Almost every aspect of a young person’s life is mediated and augmented by digital technology. It co-authors their opinions, fashions their identities, influences their behaviour, affects their mood and mental health, plays host to their relationships, and complements their education.
Policymakers are too quick to assume that children and young people’s status as ‘digital natives’ reduces the need for digital understanding and have focused too narrowly on safety and risk. Digital literacy is often reduced to a set of ‘stranger danger’ messages that fail to engage students or reflect the realities of their digital use.
Many of the issues that impact on children and young people’s digital experience are absent from their education, including online targeting and personalisation, how their data is collected and used, or how persuasive design nudges and influences their online activity.
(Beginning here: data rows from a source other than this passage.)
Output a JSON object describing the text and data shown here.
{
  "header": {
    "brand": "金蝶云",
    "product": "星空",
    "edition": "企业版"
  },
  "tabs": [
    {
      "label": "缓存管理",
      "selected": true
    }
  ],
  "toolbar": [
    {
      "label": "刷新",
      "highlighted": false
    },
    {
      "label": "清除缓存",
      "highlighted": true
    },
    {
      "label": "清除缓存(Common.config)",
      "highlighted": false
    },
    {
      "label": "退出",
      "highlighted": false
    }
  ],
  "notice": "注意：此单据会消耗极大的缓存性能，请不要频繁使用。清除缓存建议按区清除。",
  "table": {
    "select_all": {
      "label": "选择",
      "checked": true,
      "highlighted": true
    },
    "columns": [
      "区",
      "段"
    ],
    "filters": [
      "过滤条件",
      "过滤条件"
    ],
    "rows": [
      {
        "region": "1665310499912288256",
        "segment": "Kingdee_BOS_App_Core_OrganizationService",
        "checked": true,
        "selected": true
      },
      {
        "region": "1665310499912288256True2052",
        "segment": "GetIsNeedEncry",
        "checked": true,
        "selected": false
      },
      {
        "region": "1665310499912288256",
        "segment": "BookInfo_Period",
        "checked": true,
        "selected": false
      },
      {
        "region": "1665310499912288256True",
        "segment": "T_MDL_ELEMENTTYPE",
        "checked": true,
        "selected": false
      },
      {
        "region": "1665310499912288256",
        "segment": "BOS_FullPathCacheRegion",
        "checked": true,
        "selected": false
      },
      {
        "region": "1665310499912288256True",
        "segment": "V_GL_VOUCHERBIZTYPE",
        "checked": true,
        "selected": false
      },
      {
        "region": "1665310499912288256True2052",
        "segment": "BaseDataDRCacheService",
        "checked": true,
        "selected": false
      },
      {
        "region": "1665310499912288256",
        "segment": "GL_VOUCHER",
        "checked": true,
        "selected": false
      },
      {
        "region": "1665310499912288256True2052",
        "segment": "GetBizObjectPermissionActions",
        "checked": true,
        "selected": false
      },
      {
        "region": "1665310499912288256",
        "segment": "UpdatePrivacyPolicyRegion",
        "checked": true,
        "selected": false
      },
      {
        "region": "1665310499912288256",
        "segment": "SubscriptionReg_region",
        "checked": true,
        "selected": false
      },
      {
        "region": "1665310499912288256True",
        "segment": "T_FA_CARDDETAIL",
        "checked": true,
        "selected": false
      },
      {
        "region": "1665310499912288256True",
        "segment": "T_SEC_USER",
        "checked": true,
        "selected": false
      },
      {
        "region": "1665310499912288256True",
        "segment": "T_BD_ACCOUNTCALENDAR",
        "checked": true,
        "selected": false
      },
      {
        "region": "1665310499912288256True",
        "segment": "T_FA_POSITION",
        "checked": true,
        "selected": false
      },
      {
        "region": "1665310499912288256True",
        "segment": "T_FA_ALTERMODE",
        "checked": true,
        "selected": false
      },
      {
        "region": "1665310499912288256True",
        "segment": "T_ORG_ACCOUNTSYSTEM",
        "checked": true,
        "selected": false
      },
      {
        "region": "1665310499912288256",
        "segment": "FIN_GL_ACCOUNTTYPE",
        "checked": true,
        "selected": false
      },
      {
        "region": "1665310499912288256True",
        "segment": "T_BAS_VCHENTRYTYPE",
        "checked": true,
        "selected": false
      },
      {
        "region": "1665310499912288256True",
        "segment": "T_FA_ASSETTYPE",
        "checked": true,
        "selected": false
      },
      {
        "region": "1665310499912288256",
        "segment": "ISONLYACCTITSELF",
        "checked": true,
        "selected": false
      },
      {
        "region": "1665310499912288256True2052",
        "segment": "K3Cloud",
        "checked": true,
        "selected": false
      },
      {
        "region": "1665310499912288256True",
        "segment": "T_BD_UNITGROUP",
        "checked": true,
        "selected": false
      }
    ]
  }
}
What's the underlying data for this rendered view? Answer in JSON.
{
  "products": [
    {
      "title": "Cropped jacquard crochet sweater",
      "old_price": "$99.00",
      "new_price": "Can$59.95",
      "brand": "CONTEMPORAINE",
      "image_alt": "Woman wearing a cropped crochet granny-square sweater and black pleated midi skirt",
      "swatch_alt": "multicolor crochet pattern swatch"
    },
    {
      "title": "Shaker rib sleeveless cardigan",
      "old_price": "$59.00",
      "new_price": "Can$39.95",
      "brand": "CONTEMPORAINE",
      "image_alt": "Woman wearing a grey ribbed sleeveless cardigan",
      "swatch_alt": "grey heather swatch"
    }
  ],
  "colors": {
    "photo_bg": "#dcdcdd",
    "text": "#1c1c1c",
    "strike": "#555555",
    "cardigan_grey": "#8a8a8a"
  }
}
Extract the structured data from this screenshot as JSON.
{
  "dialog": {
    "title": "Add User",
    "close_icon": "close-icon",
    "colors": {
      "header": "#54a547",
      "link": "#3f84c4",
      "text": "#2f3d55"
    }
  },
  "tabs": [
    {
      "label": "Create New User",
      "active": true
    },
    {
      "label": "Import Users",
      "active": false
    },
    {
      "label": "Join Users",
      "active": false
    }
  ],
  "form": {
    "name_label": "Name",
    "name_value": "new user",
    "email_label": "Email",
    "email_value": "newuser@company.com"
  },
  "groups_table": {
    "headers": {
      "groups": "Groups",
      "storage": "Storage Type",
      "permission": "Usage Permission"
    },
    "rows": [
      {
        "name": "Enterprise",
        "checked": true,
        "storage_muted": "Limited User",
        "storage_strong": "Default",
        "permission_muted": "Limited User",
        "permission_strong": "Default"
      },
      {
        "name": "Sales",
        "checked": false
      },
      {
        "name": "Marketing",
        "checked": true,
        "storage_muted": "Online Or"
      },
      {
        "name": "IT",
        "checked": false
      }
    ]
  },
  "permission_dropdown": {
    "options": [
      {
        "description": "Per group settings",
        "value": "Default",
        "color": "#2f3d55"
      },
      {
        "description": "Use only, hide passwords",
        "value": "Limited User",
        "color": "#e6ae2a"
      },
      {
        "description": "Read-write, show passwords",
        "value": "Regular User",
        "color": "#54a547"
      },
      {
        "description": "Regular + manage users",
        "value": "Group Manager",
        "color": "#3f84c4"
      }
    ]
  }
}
From an early age, children and young people must be enabled to engage with the digital world not just as users and consumers but also as makers, confident and skilled enough to critique the services they use, grasp the underlying motivations of actors in digital spaces, create digital content, and manage new social norms.
“There should be some sort of education in the general education system not about all the sort of cyber-bullying and stuff, but just generally about how the internet and companies on the internet work and they’re not necessarily doing everything in your favour”. Member of 5Rights Youth Juries
What is 5Rights doing?